▶ EXERCISE DIRECTIONS
The records that follow are to be repeated without alteration.

** Opening DATA PROVIDED block **

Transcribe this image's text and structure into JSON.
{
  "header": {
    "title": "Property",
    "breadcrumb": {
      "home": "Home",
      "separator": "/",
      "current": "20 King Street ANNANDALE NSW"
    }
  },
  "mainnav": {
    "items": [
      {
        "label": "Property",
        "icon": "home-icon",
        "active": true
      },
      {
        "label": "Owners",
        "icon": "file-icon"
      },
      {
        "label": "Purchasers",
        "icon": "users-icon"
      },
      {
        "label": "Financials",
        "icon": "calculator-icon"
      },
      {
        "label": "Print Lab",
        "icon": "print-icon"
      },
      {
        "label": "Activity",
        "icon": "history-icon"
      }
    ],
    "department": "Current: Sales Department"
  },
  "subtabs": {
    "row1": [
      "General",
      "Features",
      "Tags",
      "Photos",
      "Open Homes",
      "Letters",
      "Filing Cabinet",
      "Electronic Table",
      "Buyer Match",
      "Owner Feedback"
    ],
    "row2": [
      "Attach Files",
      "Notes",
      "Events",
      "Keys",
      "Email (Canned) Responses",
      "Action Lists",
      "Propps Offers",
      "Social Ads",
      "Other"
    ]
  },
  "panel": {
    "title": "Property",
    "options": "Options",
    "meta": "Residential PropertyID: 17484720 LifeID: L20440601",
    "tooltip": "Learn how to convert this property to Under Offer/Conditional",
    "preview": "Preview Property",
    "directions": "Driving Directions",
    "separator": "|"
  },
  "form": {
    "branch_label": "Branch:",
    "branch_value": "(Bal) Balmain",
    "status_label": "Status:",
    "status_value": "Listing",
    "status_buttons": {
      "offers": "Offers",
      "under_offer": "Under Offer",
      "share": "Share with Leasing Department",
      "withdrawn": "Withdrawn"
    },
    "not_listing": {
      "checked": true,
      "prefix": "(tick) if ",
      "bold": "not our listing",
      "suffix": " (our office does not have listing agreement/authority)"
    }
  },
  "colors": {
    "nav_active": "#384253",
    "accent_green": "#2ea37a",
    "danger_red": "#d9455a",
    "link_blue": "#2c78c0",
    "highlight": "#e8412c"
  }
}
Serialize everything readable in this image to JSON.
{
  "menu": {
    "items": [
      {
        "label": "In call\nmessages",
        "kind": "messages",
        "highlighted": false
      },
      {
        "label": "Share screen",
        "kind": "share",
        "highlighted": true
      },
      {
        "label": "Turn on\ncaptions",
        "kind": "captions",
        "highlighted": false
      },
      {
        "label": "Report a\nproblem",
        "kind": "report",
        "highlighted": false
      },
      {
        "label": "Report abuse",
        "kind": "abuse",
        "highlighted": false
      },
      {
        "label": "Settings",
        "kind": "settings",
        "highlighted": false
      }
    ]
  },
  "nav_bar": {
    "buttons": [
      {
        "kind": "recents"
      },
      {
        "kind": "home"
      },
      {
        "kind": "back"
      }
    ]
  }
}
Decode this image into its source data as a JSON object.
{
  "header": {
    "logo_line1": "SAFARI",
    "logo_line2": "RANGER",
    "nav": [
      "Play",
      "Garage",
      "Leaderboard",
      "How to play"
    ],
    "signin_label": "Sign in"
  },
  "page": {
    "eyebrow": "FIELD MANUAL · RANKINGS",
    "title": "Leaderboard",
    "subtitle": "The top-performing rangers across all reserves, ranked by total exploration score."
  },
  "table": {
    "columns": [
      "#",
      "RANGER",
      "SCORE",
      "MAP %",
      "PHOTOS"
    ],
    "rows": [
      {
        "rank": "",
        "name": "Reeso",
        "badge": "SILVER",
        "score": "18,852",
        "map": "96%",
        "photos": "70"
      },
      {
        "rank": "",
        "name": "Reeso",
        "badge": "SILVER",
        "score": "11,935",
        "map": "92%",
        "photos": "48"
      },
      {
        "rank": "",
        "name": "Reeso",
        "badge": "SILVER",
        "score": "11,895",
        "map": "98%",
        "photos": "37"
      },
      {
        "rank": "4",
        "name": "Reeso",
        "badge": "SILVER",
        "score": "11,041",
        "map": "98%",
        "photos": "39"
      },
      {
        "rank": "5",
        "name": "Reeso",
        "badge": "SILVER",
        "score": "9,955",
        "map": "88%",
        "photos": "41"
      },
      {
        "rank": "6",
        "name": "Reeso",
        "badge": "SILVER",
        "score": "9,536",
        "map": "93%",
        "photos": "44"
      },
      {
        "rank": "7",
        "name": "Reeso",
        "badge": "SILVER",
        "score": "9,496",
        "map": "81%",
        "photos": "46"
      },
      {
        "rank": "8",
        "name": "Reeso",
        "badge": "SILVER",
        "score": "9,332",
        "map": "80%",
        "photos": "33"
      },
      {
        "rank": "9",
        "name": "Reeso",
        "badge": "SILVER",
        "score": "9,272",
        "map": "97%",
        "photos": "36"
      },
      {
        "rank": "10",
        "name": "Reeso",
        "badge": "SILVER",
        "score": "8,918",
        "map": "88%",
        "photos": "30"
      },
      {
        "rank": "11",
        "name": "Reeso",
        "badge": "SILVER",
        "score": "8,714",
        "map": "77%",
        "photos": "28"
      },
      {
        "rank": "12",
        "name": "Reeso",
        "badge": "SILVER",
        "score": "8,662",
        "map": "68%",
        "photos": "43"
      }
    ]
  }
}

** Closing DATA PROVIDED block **

▶ REPLY TO THE TASK
Transcribe this image's text and structure into JSON.
{
  "header": {
    "title": "Property",
    "breadcrumb": {
      "home": "Home",
      "separator": "/",
      "current": "20 King Street ANNANDALE NSW"
    }
  },
  "mainnav": {
    "items": [
      {
        "label": "Property",
        "icon": "home-icon",
        "active": true
      },
      {
        "label": "Owners",
        "icon": "file-icon"
      },
      {
        "label": "Purchasers",
        "icon": "users-icon"
      },
      {
        "label": "Financials",
        "icon": "calculator-icon"
      },
      {
        "label": "Print Lab",
        "icon": "print-icon"
      },
      {
        "label": "Activity",
        "icon": "history-icon"
      }
    ],
    "department": "Current: Sales Department"
  },
  "subtabs": {
    "row1": [
      "General",
      "Features",
      "Tags",
      "Photos",
      "Open Homes",
      "Letters",
      "Filing Cabinet",
      "Electronic Table",
      "Buyer Match",
      "Owner Feedback"
    ],
    "row2": [
      "Attach Files",
      "Notes",
      "Events",
      "Keys",
      "Email (Canned) Responses",
      "Action Lists",
      "Propps Offers",
      "Social Ads",
      "Other"
    ]
  },
  "panel": {
    "title": "Property",
    "options": "Options",
    "meta": "Residential PropertyID: 17484720 LifeID: L20440601",
    "tooltip": "Learn how to convert this property to Under Offer/Conditional",
    "preview": "Preview Property",
    "directions": "Driving Directions",
    "separator": "|"
  },
  "form": {
    "branch_label": "Branch:",
    "branch_value": "(Bal) Balmain",
    "status_label": "Status:",
    "status_value": "Listing",
    "status_buttons": {
      "offers": "Offers",
      "under_offer": "Under Offer",
      "share": "Share with Leasing Department",
      "withdrawn": "Withdrawn"
    },
    "not_listing": {
      "checked": true,
      "prefix": "(tick) if ",
      "bold": "not our listing",
      "suffix": " (our office does not have listing agreement/authority)"
    }
  },
  "colors": {
    "nav_active": "#384253",
    "accent_green": "#2ea37a",
    "danger_red": "#d9455a",
    "link_blue": "#2c78c0",
    "highlight": "#e8412c"
  }
}
Serialize everything readable in this image to JSON.
{
  "menu": {
    "items": [
      {
        "label": "In call\nmessages",
        "kind": "messages",
        "highlighted": false
      },
      {
        "label": "Share screen",
        "kind": "share",
        "highlighted": true
      },
      {
        "label": "Turn on\ncaptions",
        "kind": "captions",
        "highlighted": false
      },
      {
        "label": "Report a\nproblem",
        "kind": "report",
        "highlighted": false
      },
      {
        "label": "Report abuse",
        "kind": "abuse",
        "highlighted": false
      },
      {
        "label": "Settings",
        "kind": "settings",
        "highlighted": false
      }
    ]
  },
  "nav_bar": {
    "buttons": [
      {
        "kind": "recents"
      },
      {
        "kind": "home"
      },
      {
        "kind": "back"
      }
    ]
  }
}
Decode this image into its source data as a JSON object.
{
  "header": {
    "logo_line1": "SAFARI",
    "logo_line2": "RANGER",
    "nav": [
      "Play",
      "Garage",
      "Leaderboard",
      "How to play"
    ],
    "signin_label": "Sign in"
  },
  "page": {
    "eyebrow": "FIELD MANUAL · RANKINGS",
    "title": "Leaderboard",
    "subtitle": "The top-performing rangers across all reserves, ranked by total exploration score."
  },
  "table": {
    "columns": [
      "#",
      "RANGER",
      "SCORE",
      "MAP %",
      "PHOTOS"
    ],
    "rows": [
      {
        "rank": "",
        "name": "Reeso",
        "badge": "SILVER",
        "score": "18,852",
        "map": "96%",
        "photos": "70"
      },
      {
        "rank": "",
        "name": "Reeso",
        "badge": "SILVER",
        "score": "11,935",
        "map": "92%",
        "photos": "48"
      },
      {
        "rank": "",
        "name": "Reeso",
        "badge": "SILVER",
        "score": "11,895",
        "map": "98%",
        "photos": "37"
      },
      {
        "rank": "4",
        "name": "Reeso",
        "badge": "SILVER",
        "score": "11,041",
        "map": "98%",
        "photos": "39"
      },
      {
        "rank": "5",
        "name": "Reeso",
        "badge": "SILVER",
        "score": "9,955",
        "map": "88%",
        "photos": "41"
      },
      {
        "rank": "6",
        "name": "Reeso",
        "badge": "SILVER",
        "score": "9,536",
        "map": "93%",
        "photos": "44"
      },
      {
        "rank": "7",
        "name": "Reeso",
        "badge": "SILVER",
        "score": "9,496",
        "map": "81%",
        "photos": "46"
      },
      {
        "rank": "8",
        "name": "Reeso",
        "badge": "SILVER",
        "score": "9,332",
        "map": "80%",
        "photos": "33"
      },
      {
        "rank": "9",
        "name": "Reeso",
        "badge": "SILVER",
        "score": "9,272",
        "map": "97%",
        "photos": "36"
      },
      {
        "rank": "10",
        "name": "Reeso",
        "badge": "SILVER",
        "score": "8,918",
        "map": "88%",
        "photos": "30"
      },
      {
        "rank": "11",
        "name": "Reeso",
        "badge": "SILVER",
        "score": "8,714",
        "map": "77%",
        "photos": "28"
      },
      {
        "rank": "12",
        "name": "Reeso",
        "badge": "SILVER",
        "score": "8,662",
        "map": "68%",
        "photos": "43"
      }
    ]
  }
}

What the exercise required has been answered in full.